Who wouldn’t want extra space in their home where they can do whatever they want, focus on their work, chill and watch a good show, or read a good book? You don’t need to look far to find a place like this. You can have your dream space right beneath your home, in your basement.
Turning your basement into a useful space is the next best thing when it’s not possible to expand your home outward. The groundwork is already done for you, so all you need to do is to finish it.
Before starting on your project, take note of these home-improvement tips to transform your basement into a functional space.
Plan What You Want for Your Basement
Start by figuring out what you want your basement to turn into. You can only apply for a building permit, shop for construction materials, consult a contractor, and take the next steps once you already have a plan for your basement.
The basement is a prime spot for a recreational room, a home office, or a library because it’s away from the hustle and bustle of the rest of the house. The location also gives it natural soundproofing, making it the ideal place to turn into a studio or a home theater.
You can also take a more practical route, which is to turn the basement into an extra bedroom for guests or for a new family member.
You can outfit the room with its own bathroom for more convenience. With an upflush toilet, installing a toilet in the basement doesn’t need to take a lot of work and hassle to do.
The basement has endless potentials—an entertainment room, an office or study, your own personal man cave, or even a children’s playroom. You can turn it into anything you want or need.
Photo by Kyle Murphy on Flickr
Create a Budget
Like with any other home improvement project, remodeling your basement can cost a lot of money. The money will flow out of your hands every step of the way, from securing permits to finishing your basement. Thus, you need a budget plan to keep track of your expenses.
Creating a spreadsheet for your expenditures will help you monitor the funds you’ve used and what you’ve spent them on. It will help manage your expectations and stick to your initial budget.
Secure the Necessary Permits
A building permit is necessary especially if you’re doing major changes to your house’s structure or mechanical systems. Renovating or remodeling your basement will require a building permit. If you’re caught doing construction on your house without one, you will be fined and ordered to take down all the work you’ve already done.
If you’re hiring a contractor, they will take care of this bit for you. However, if you’re going DIY, you’ll need to contact your local building department to apply for a permit.

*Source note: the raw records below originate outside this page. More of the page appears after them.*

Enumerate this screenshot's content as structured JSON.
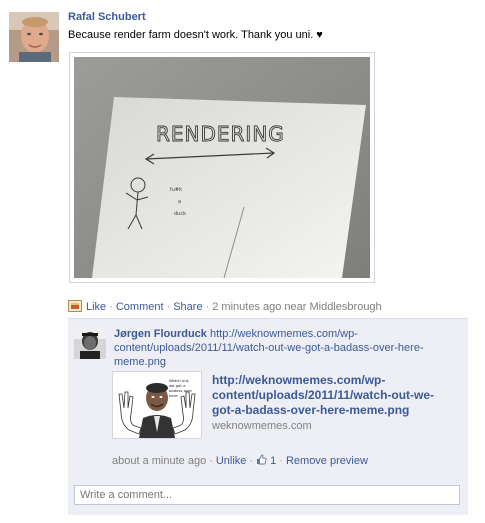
{
  "post": {
    "author": "Rafal Schubert",
    "message": "Because render farm doesn't work. Thank you uni. ♥",
    "photo": {
      "drawn_title": "RENDERING"
    },
    "actions": {
      "like": "Like",
      "comment": "Comment",
      "share": "Share",
      "separator": "·",
      "time": "2 minutes ago",
      "location_prefix": "near",
      "location": "Middlesbrough"
    }
  },
  "comments": [
    {
      "author": "Jørgen Flourduck",
      "link_text": "http://weknowmemes.com/wp-content/uploads/2011/11/watch-out-we-got-a-badass-over-here-meme.png",
      "share": {
        "title": "http://weknowmemes.com/wp-content/uploads/2011/11/watch-out-we-got-a-badass-over-here-meme.png",
        "domain": "weknowmemes.com",
        "thumb_text": "Watch out, we got a badass over here"
      },
      "meta": {
        "time": "about a minute ago",
        "unlike": "Unlike",
        "like_count": "1",
        "remove_preview": "Remove preview"
      }
    }
  ],
  "write_comment": {
    "placeholder": "Write a comment..."
  },
  "colors": {
    "link": "#3b5998",
    "ufi_background": "#edeff4",
    "muted": "#808080"
  },
  "icons": {
    "post_type": "photo-post-icon",
    "like": "thumbs-up-icon"
  }
}
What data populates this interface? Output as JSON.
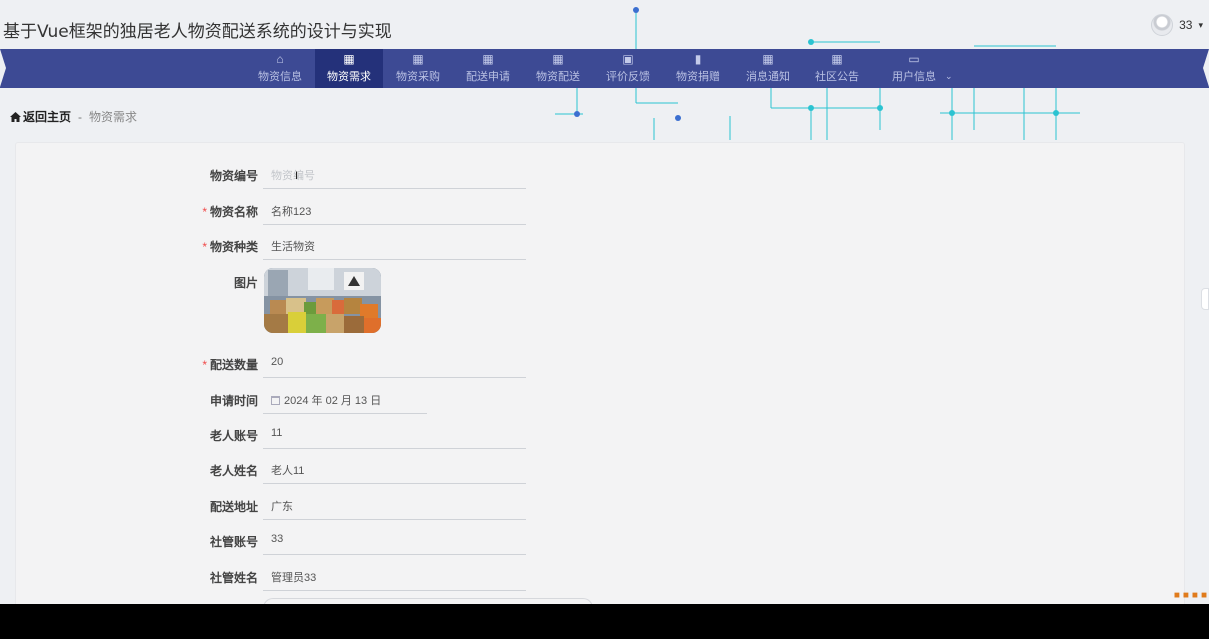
{
  "app": {
    "title": "基于Vue框架的独居老人物资配送系统的设计与实现"
  },
  "user": {
    "name": "33",
    "caret": "▾"
  },
  "nav": {
    "items": [
      {
        "label": "物资信息",
        "icon": "house-icon",
        "glyph": "⌂"
      },
      {
        "label": "物资需求",
        "icon": "grid-icon",
        "glyph": "▦",
        "active": true
      },
      {
        "label": "物资采购",
        "icon": "grid-icon",
        "glyph": "▦"
      },
      {
        "label": "配送申请",
        "icon": "grid-icon",
        "glyph": "▦"
      },
      {
        "label": "物资配送",
        "icon": "grid-dense-icon",
        "glyph": "▦"
      },
      {
        "label": "评价反馈",
        "icon": "clipboard-icon",
        "glyph": "▣"
      },
      {
        "label": "物资捐赠",
        "icon": "bar-chart-icon",
        "glyph": "▮"
      },
      {
        "label": "消息通知",
        "icon": "grid-icon",
        "glyph": "▦"
      },
      {
        "label": "社区公告",
        "icon": "grid-icon",
        "glyph": "▦"
      },
      {
        "label": "用户信息",
        "icon": "window-icon",
        "glyph": "▭"
      }
    ],
    "dropdown_glyph": "⌄"
  },
  "breadcrumb": {
    "home": "返回主页",
    "separator": "-",
    "current": "物资需求"
  },
  "form": {
    "fields": [
      {
        "key": "code",
        "label": "物资编号",
        "required": false,
        "value": "",
        "placeholder": "物资编号"
      },
      {
        "key": "name",
        "label": "物资名称",
        "required": true,
        "value": "名称123"
      },
      {
        "key": "type",
        "label": "物资种类",
        "required": true,
        "value": "生活物资"
      },
      {
        "key": "image",
        "label": "图片",
        "required": false
      },
      {
        "key": "qty",
        "label": "配送数量",
        "required": true,
        "value": "20"
      },
      {
        "key": "date",
        "label": "申请时间",
        "required": false,
        "value": "2024 年 02 月 13 日"
      },
      {
        "key": "elder_account",
        "label": "老人账号",
        "required": false,
        "value": "11"
      },
      {
        "key": "elder_name",
        "label": "老人姓名",
        "required": false,
        "value": "老人11"
      },
      {
        "key": "address",
        "label": "配送地址",
        "required": false,
        "value": "广东"
      },
      {
        "key": "manager_account",
        "label": "社管账号",
        "required": false,
        "value": "33"
      },
      {
        "key": "manager_name",
        "label": "社管姓名",
        "required": false,
        "value": "管理员33"
      }
    ],
    "required_mark": "*"
  },
  "colors": {
    "nav_bg": "#3d4a94",
    "nav_active": "#24317a",
    "circuit": "#2bc3d1",
    "required": "#f04a4a"
  }
}
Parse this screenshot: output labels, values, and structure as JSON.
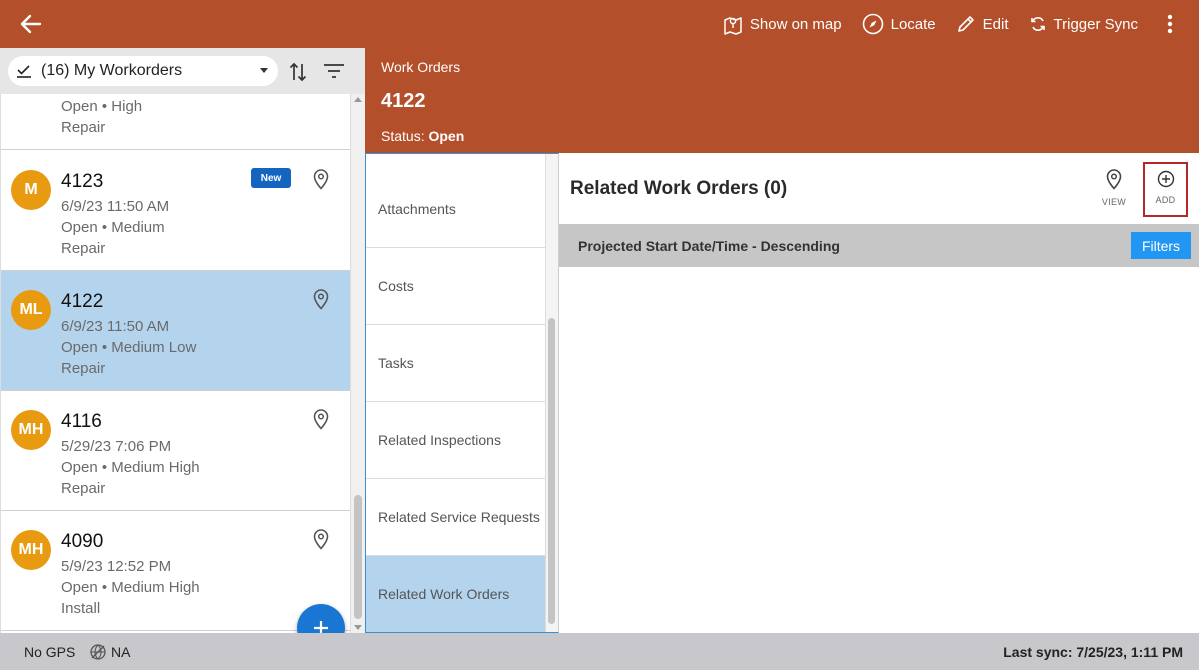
{
  "topbar": {
    "actions": {
      "show_on_map": "Show on map",
      "locate": "Locate",
      "edit": "Edit",
      "trigger_sync": "Trigger Sync"
    },
    "color": "#b34f2a"
  },
  "list": {
    "selector_label": "(16) My Workorders",
    "items": [
      {
        "avatar": "",
        "number": "",
        "date": "",
        "status": "Open • High",
        "type": "Repair",
        "badge": ""
      },
      {
        "avatar": "M",
        "number": "4123",
        "date": "6/9/23 11:50 AM",
        "status": "Open • Medium",
        "type": "Repair",
        "badge": "New"
      },
      {
        "avatar": "ML",
        "number": "4122",
        "date": "6/9/23 11:50 AM",
        "status": "Open • Medium Low",
        "type": "Repair",
        "badge": ""
      },
      {
        "avatar": "MH",
        "number": "4116",
        "date": "5/29/23 7:06 PM",
        "status": "Open • Medium High",
        "type": "Repair",
        "badge": ""
      },
      {
        "avatar": "MH",
        "number": "4090",
        "date": "5/9/23 12:52 PM",
        "status": "Open • Medium High",
        "type": "Install",
        "badge": ""
      }
    ]
  },
  "detail": {
    "breadcrumb": "Work Orders",
    "title": "4122",
    "status_label": "Status:",
    "status_value": "Open"
  },
  "sections": [
    {
      "label": "Attachments"
    },
    {
      "label": "Costs"
    },
    {
      "label": "Tasks"
    },
    {
      "label": "Related Inspections"
    },
    {
      "label": "Related Service Requests"
    },
    {
      "label": "Related Work Orders"
    }
  ],
  "content": {
    "heading": "Related Work Orders (0)",
    "view_label": "VIEW",
    "add_label": "ADD",
    "sort_label": "Projected Start Date/Time - Descending",
    "filters_label": "Filters"
  },
  "footer": {
    "gps": "No GPS",
    "network": "NA",
    "last_sync": "Last sync: 7/25/23, 1:11 PM"
  }
}
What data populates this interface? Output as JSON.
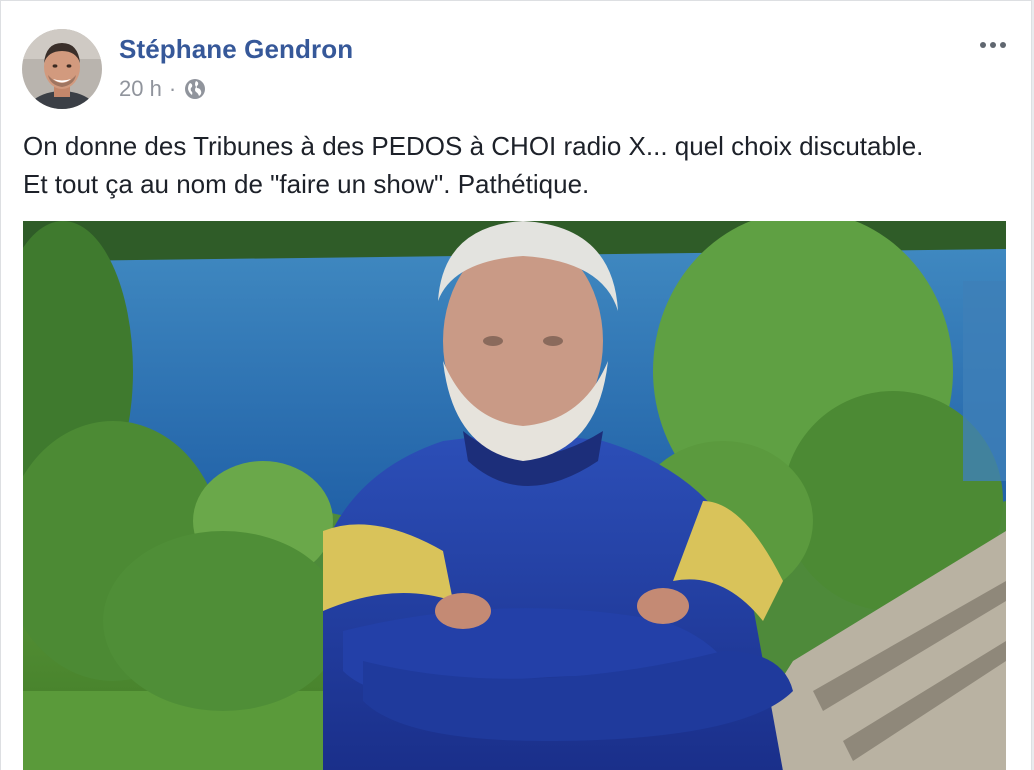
{
  "post": {
    "author": "Stéphane Gendron",
    "time": "20 h",
    "separator": "·",
    "privacy_icon": "globe-icon",
    "options_icon": "more-options-icon",
    "text": "On donne des Tribunes à des PEDOS à CHOI radio X... quel choix discutable. Et tout ça au nom de \"faire un show\". Pathétique.",
    "media": "video-frame"
  },
  "colors": {
    "author_link": "#365899",
    "meta_gray": "#90949c",
    "body_text": "#1d2129"
  }
}
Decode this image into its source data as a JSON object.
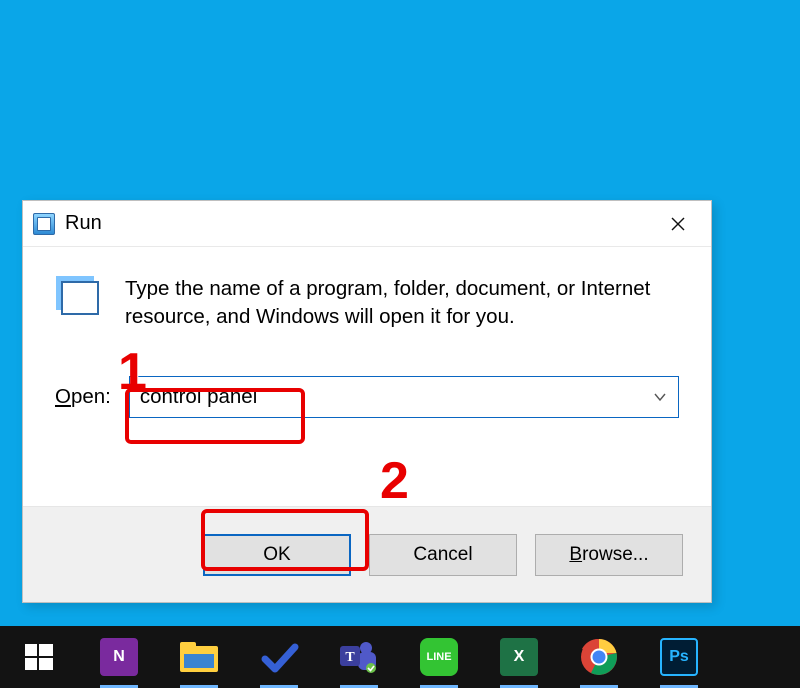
{
  "dialog": {
    "title": "Run",
    "description": "Type the name of a program, folder, document, or Internet resource, and Windows will open it for you.",
    "open_label_prefix": "O",
    "open_label_rest": "pen:",
    "input_value": "control panel",
    "buttons": {
      "ok": "OK",
      "cancel": "Cancel",
      "browse_prefix": "B",
      "browse_rest": "rowse..."
    }
  },
  "annotations": {
    "one": "1",
    "two": "2"
  },
  "taskbar": {
    "items": [
      {
        "name": "start-button"
      },
      {
        "name": "onenote-icon"
      },
      {
        "name": "file-explorer-icon"
      },
      {
        "name": "todo-icon"
      },
      {
        "name": "teams-icon"
      },
      {
        "name": "line-icon"
      },
      {
        "name": "excel-icon"
      },
      {
        "name": "chrome-icon"
      },
      {
        "name": "photoshop-icon"
      }
    ]
  }
}
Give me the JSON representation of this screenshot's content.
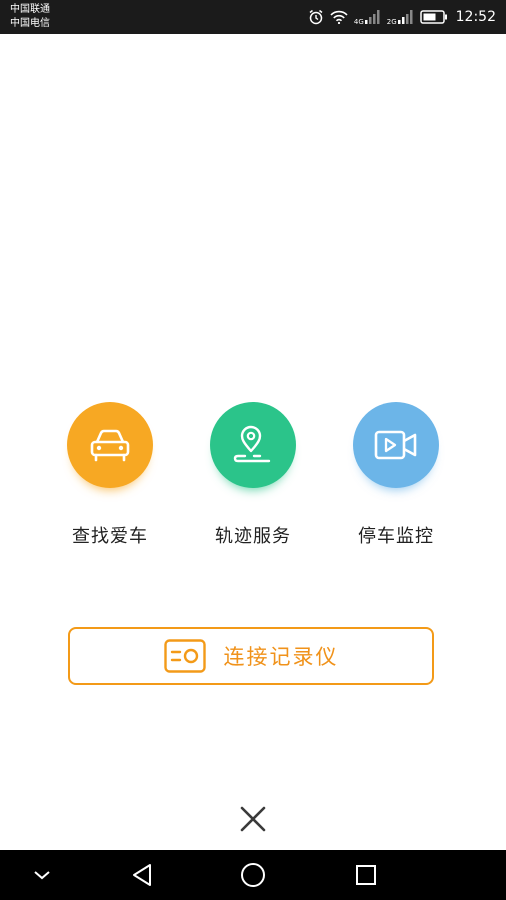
{
  "status_bar": {
    "carrier_1": "中国联通",
    "carrier_2": "中国电信",
    "net_1": "4G",
    "net_2": "2G",
    "time": "12:52",
    "icons": [
      "alarm-icon",
      "wifi-icon",
      "signal-icon",
      "signal-icon",
      "battery-icon"
    ]
  },
  "features": [
    {
      "label": "查找爱车",
      "icon": "car-icon",
      "color": "#f7a823"
    },
    {
      "label": "轨迹服务",
      "icon": "location-pin-icon",
      "color": "#2bc48a"
    },
    {
      "label": "停车监控",
      "icon": "video-camera-icon",
      "color": "#6cb5e8"
    }
  ],
  "connect_button": {
    "label": "连接记录仪",
    "icon": "dashcam-icon",
    "color": "#f39a18"
  },
  "close_icon": "close-icon",
  "nav_bar": {
    "icons": [
      "chevron-down-icon",
      "back-icon",
      "home-icon",
      "recents-icon"
    ]
  }
}
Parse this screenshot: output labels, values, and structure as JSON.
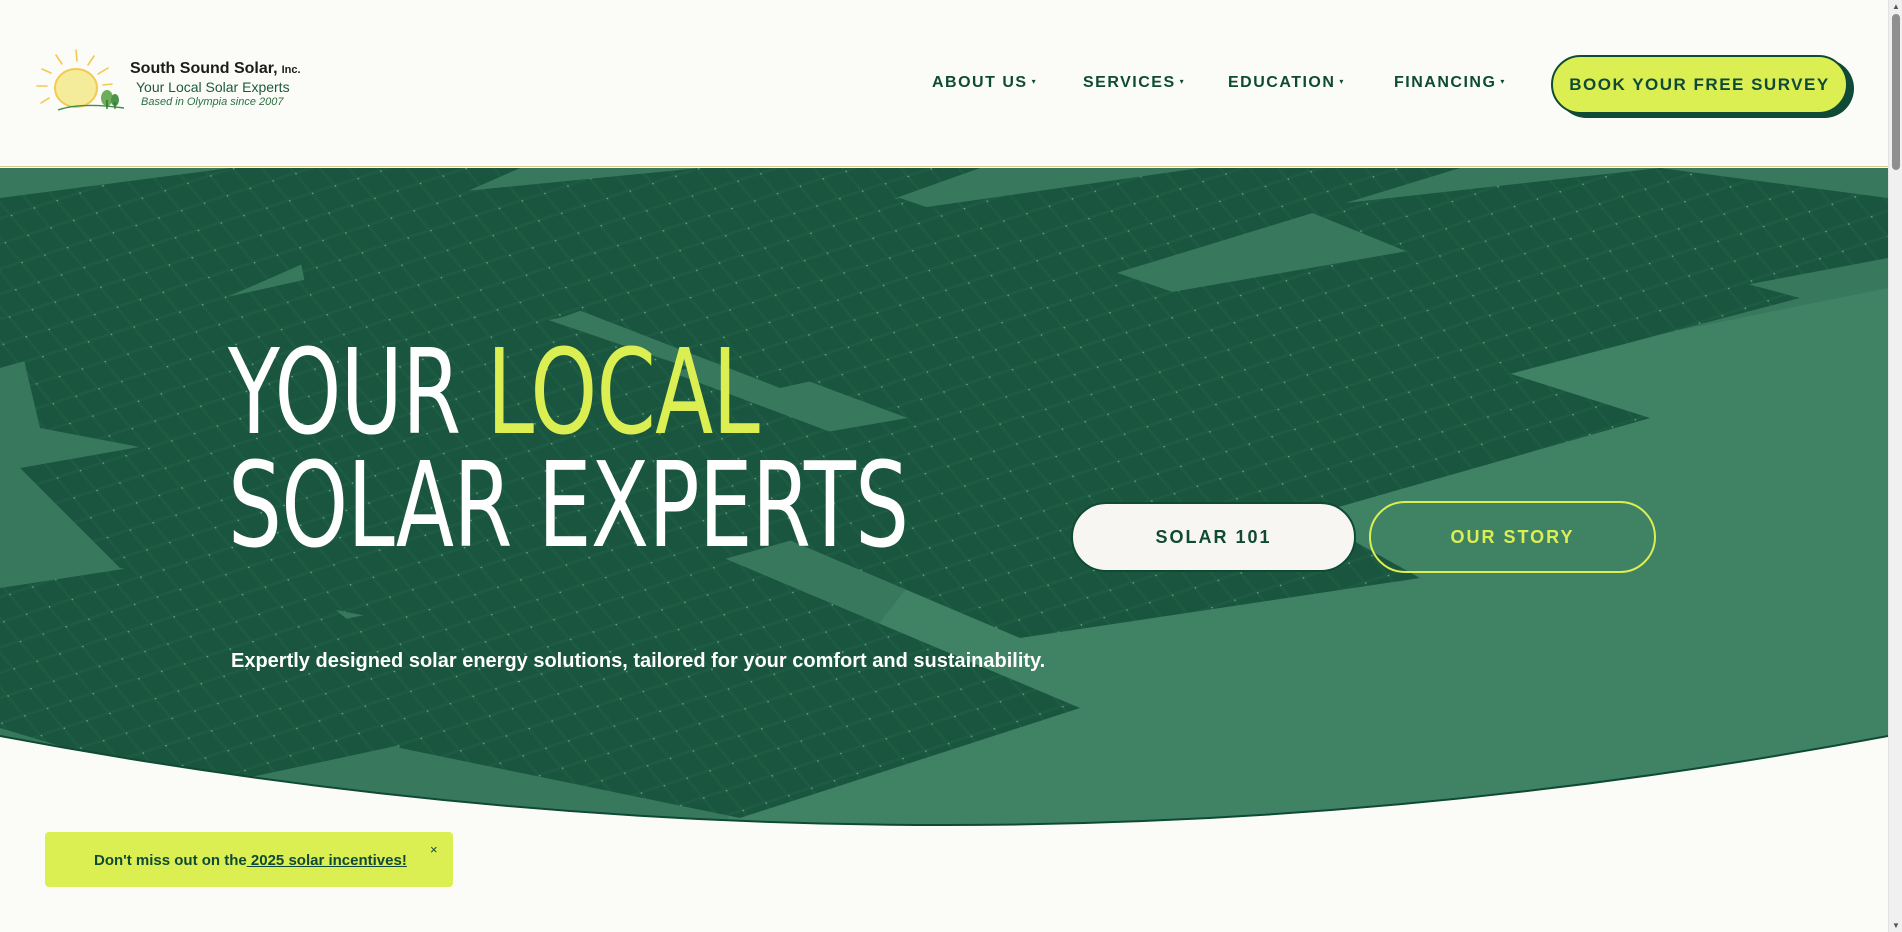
{
  "colors": {
    "brand_green": "#0e4a36",
    "accent_lime": "#dcef52",
    "page_background": "#fbfcf7",
    "hero_overlay": "#2d7256"
  },
  "header": {
    "logo": {
      "name": "South Sound Solar,",
      "suffix": "Inc.",
      "tagline": "Your Local Solar Experts",
      "since": "Based in Olympia since 2007",
      "icon": "sun-with-trees-icon"
    },
    "nav": [
      {
        "label": "ABOUT US",
        "icon": "caret-down-icon"
      },
      {
        "label": "SERVICES",
        "icon": "caret-down-icon"
      },
      {
        "label": "EDUCATION",
        "icon": "caret-down-icon"
      },
      {
        "label": "FINANCING",
        "icon": "caret-down-icon"
      }
    ],
    "cta_label": "BOOK YOUR FREE SURVEY"
  },
  "hero": {
    "title_part1": "YOUR ",
    "title_accent": "LOCAL",
    "title_line2": "SOLAR EXPERTS",
    "subtitle": "Expertly designed solar energy solutions, tailored for your comfort and sustainability.",
    "primary_button": "SOLAR 101",
    "secondary_button": "OUR STORY",
    "background_image": "solar-panels-photo"
  },
  "notice": {
    "text_before": "Don't miss out on the",
    "link_text": " 2025 solar incentives!",
    "close_symbol": "×"
  },
  "glyphs": {
    "caret": "▾",
    "scroll_up": "▲",
    "scroll_down": "▼"
  }
}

Another benefit of securing a building permit is the higher chance of getting your loan approved. If you plan to apply for a loan to fund your project, a lending company will ask you to present a building permit before they approve anything. In addition, a permit is necessary in order to count the renovated basement in your home’s appraisal.
Resolve the Moisture Problem
Moisture is one of your biggest problems when renovating or remodeling your basement. Due to its location, the basement is naturally damp, and water from the rest of the house usually ends up down there.
Exposure to a damp environment for prolonged periods can have adverse effects on your health. Moisture also encourages the growth of mold, and mold can cause an otherwise-healthy person to develop upper respiratory tract symptoms, coughing, and wheezing, as well as trigger asthma. Even without mold, dampness itself already presents a risk to a person’s health.
To dry out your basement, start by removing the sources of moisture in the room. Seal cracks where water can enter, and waterproof the walls. Eliminate excessive humidity, and insulate the plumbing pipes. Finally, install a drainage system for a long-term solution to the problem.
For some people, it’s not feasible to expand their living space outside due to zoning restrictions. Renovating the basement is their only option if they want to expand their living space.
Even without the zoning restrictions, working on your basement can still be a good investment for you. For one, a renovated basement is usually not counted as one full room, so it won’t be counted in your tax, but it will be taken into account in your property appraisal. Turn your basement into a useful space, and enjoy the returns later.